RA’s Daily Russia News Blast – Dec 28, 2018

TODAY IN RUSSIA: Economic slowdown seen for Russia next year, with VAT hikes and real income drops. Russia counting losses from its bank rescues. Central Bank revokes top five trader licenses. Leak of BBC journalist info. RT’s innovative Christmas gift. Yandex boots Telegram off of results. Putin signs new bill against animal cruelty.

Financial analysis from Reuters sees higher inflation and economic slowdown for Russia next year, as sanctions continue, the ruble remains weak, and taxes are increased. GDP is expected to grow by just 1.4% in 2019. Real incomes are expected to drop for the sixth year running. Energy Minister Alexander Novak has blamed global price volatility on the unpredictability of the US administration. Gazprom Neft says it has planned on $50 oil in 2019, and that its production next year will be faster than the market average.
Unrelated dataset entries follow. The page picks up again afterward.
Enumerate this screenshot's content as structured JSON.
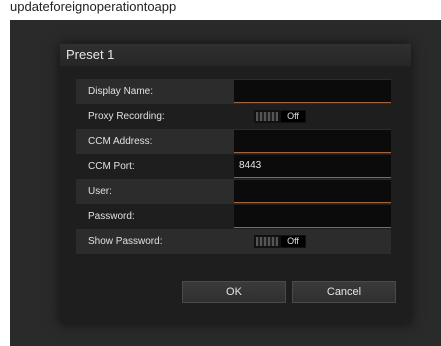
{
  "top_text": "updateforeignoperationtoapp",
  "dialog": {
    "title": "Preset 1",
    "rows": [
      {
        "label": "Display Name:",
        "value": ""
      },
      {
        "label": "Proxy Recording:",
        "toggle": "Off"
      },
      {
        "label": "CCM Address:",
        "value": ""
      },
      {
        "label": "CCM Port:",
        "value": "8443"
      },
      {
        "label": "User:",
        "value": ""
      },
      {
        "label": "Password:",
        "value": ""
      },
      {
        "label": "Show Password:",
        "toggle": "Off"
      }
    ],
    "ok_label": "OK",
    "cancel_label": "Cancel"
  },
  "colors": {
    "backdrop": "#2a2a2a",
    "dialog_bg": "#1e1e1e",
    "field_bg": "#0b0b0b",
    "field_accent": "#a0643c"
  }
}
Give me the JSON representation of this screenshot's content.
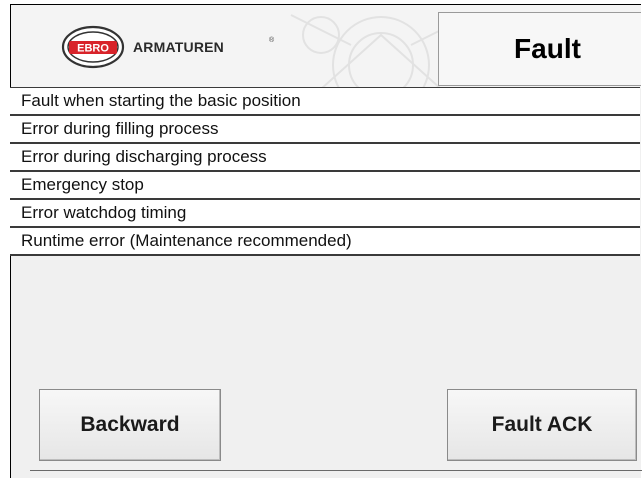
{
  "header": {
    "brand_mark": "EBRO",
    "brand_name": "ARMATUREN",
    "brand_reg": "®",
    "title": "Fault"
  },
  "faults": [
    "Fault when starting the basic position",
    "Error during filling process",
    "Error during discharging process",
    "Emergency stop",
    "Error watchdog timing",
    "Runtime error (Maintenance recommended)"
  ],
  "buttons": {
    "backward": "Backward",
    "fault_ack": "Fault ACK"
  },
  "colors": {
    "logo_red": "#d8232a",
    "panel_bg": "#f0f0f0"
  }
}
One year on from Russia’s rescue of three bad banks, only half of the $30 billion of non-performing assets taken on have a source of funding. Rusal has appointed a new chairman as part of its restructuring to avoid US sanctions. The Central Bank revoked the licenses of Russia’s five largest forex dealers, apparently due to repeated violations.

A list of BBC correspondents working in Russia has been leaked online, together with their photographs, as part of Roskomnadzor’s investigation into the legality of the BBC’s Russian operations and websites. The BBC leak comes just days after The Times had made a similar leak of state-run Sputnik’s journalist information, evoking a promise of response from the Russian Embassy. RT, the Kremlin’s other major media hub abroad, has been sending out chocolate models of Salisbury Cathedral as a holiday gift. Search engine Yandex no longer shows search results linked to the official Telegram website (although it is the first result that comes up when searching with Google).

President Vladimir Putin has signed a bill, eight years in the making, outlawing all forms of cruelty to animals. He also partially decriminalised controversial legislation used to prosecute Internet users who repost controversial content, although one human rights lawyer said the changes were merely cosmetic. 

PHOTO: The numbers, December 27, 2018. (Ilya Naymushin/Reuters)